• _Work item_: Report the number of lines in these entries that contain "repository". Write only the number.
[Information supplied — start]
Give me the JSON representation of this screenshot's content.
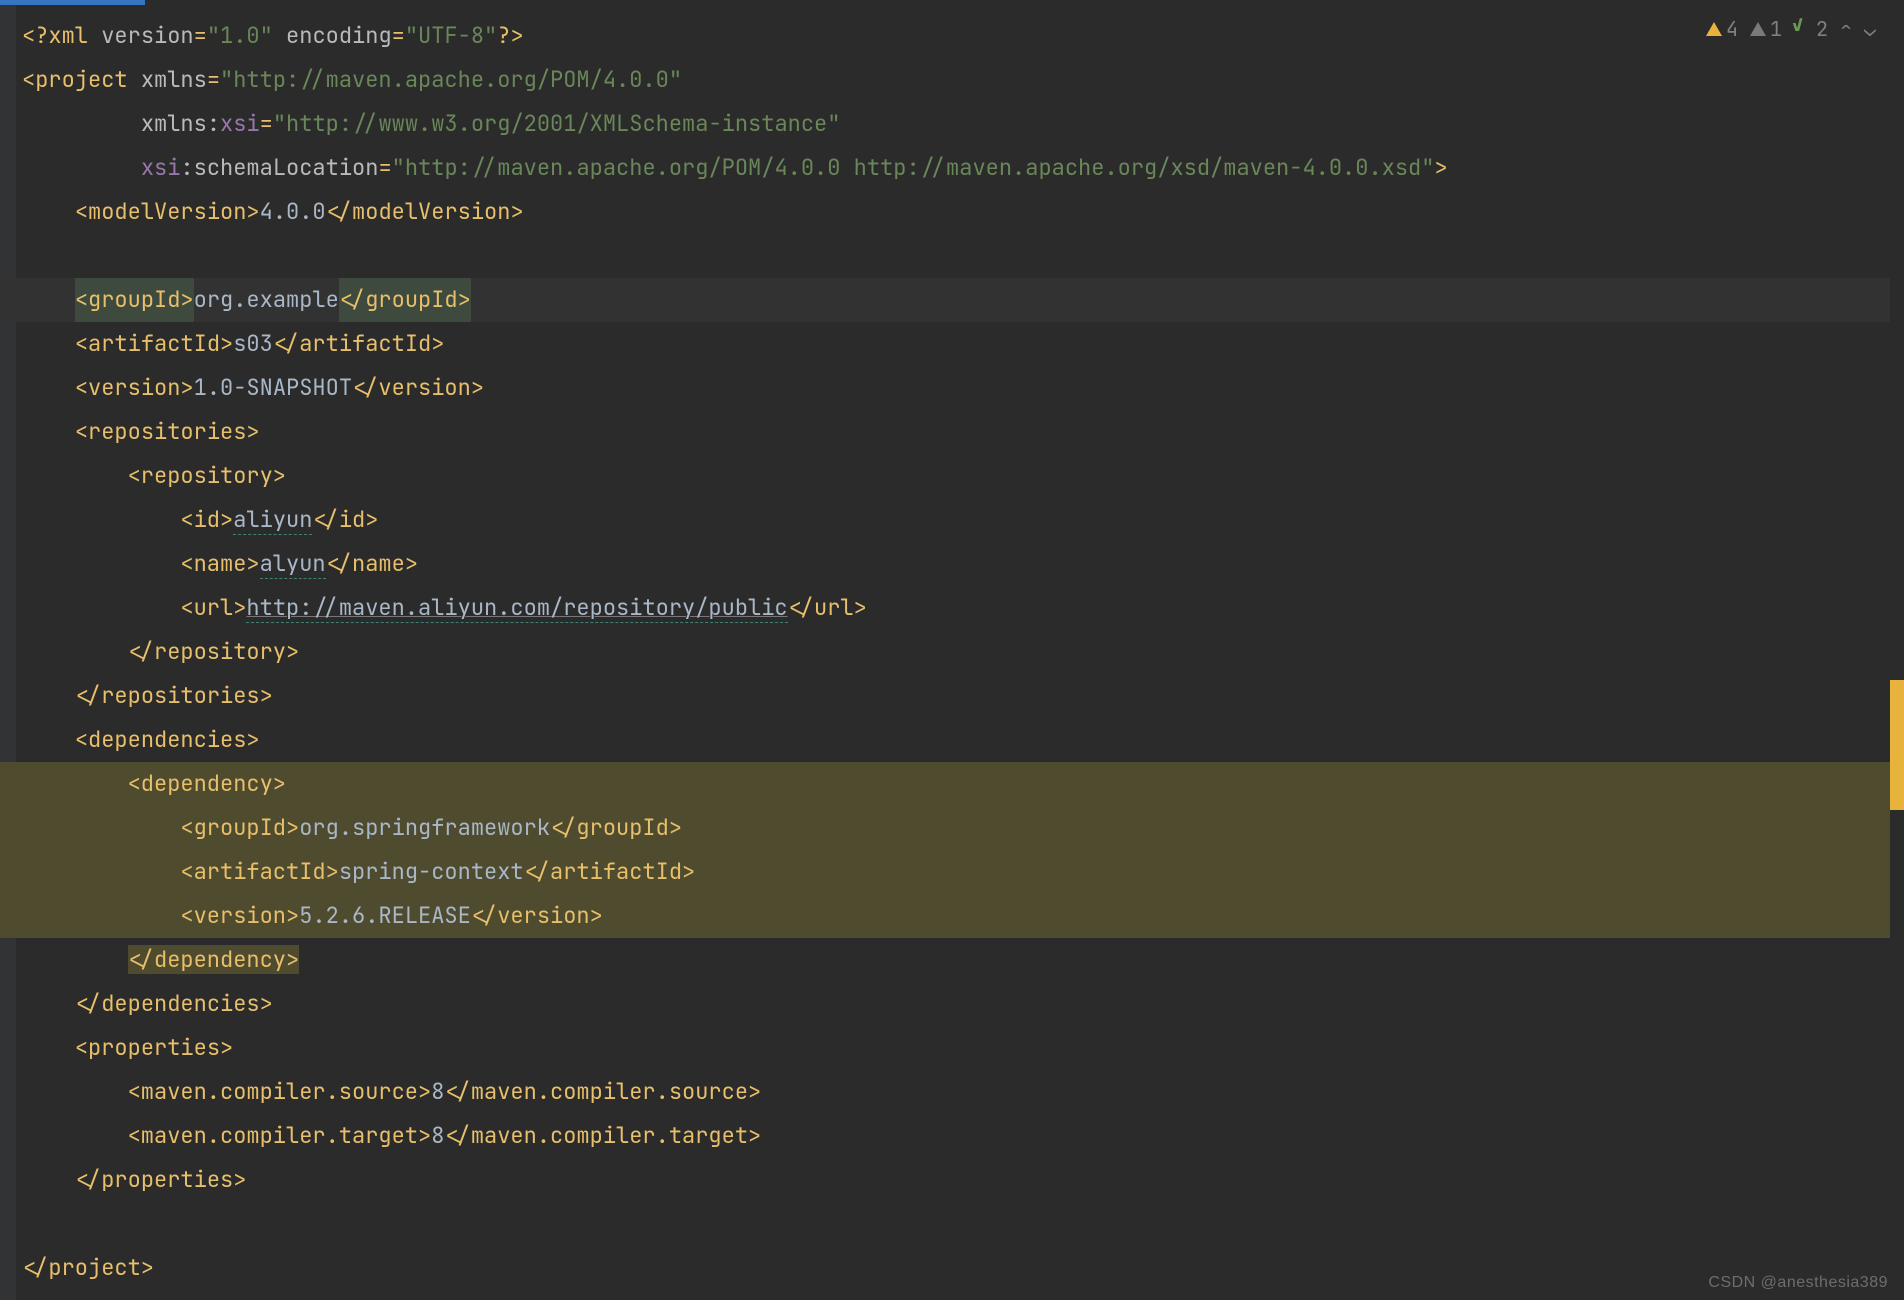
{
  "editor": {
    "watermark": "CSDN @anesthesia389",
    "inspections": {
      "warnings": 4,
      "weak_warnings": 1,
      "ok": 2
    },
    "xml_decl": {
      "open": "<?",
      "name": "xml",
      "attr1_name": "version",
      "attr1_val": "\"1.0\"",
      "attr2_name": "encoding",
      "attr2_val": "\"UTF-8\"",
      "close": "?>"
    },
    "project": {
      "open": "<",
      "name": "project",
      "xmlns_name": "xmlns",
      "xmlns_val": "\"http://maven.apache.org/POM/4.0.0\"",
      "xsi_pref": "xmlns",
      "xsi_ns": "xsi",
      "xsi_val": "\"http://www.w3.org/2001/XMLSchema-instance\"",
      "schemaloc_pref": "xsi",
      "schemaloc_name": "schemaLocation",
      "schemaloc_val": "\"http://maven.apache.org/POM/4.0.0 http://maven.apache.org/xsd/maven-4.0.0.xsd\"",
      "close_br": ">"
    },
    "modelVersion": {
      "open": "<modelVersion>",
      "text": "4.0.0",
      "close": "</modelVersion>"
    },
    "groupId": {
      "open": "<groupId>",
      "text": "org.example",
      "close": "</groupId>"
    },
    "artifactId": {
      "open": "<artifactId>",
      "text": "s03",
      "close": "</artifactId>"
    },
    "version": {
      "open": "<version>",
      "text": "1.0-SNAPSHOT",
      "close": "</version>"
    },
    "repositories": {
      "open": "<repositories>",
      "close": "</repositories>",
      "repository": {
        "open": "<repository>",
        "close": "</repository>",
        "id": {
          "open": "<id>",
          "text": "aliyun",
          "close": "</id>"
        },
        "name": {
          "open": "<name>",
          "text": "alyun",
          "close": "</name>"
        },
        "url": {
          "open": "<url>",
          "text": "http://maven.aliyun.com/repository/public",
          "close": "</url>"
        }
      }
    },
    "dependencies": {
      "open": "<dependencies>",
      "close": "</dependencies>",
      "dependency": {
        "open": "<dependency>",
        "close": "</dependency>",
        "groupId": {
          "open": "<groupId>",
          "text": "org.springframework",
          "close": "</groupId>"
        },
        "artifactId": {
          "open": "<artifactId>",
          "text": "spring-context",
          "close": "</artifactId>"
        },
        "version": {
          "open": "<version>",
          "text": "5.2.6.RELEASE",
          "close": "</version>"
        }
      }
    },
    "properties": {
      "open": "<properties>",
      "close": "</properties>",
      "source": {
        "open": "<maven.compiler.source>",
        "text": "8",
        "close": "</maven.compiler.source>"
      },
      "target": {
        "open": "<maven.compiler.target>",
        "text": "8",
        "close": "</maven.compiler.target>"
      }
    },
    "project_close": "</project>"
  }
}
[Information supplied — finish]
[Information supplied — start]
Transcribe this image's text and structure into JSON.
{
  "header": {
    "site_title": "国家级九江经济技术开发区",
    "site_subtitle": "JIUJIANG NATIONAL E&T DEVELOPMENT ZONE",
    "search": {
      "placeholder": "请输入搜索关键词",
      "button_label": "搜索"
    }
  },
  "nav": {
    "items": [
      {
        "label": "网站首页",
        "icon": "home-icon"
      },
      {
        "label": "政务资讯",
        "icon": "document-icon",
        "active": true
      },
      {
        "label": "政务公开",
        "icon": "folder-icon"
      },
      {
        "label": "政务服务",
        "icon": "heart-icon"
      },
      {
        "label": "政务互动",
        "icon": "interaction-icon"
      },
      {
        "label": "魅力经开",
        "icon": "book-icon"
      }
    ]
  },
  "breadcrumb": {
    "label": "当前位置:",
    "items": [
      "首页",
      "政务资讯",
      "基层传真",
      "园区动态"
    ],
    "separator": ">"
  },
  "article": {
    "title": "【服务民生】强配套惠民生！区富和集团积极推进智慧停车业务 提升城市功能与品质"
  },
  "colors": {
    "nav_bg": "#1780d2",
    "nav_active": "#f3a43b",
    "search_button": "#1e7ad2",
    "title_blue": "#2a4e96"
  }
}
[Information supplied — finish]
• _Task answer_: 4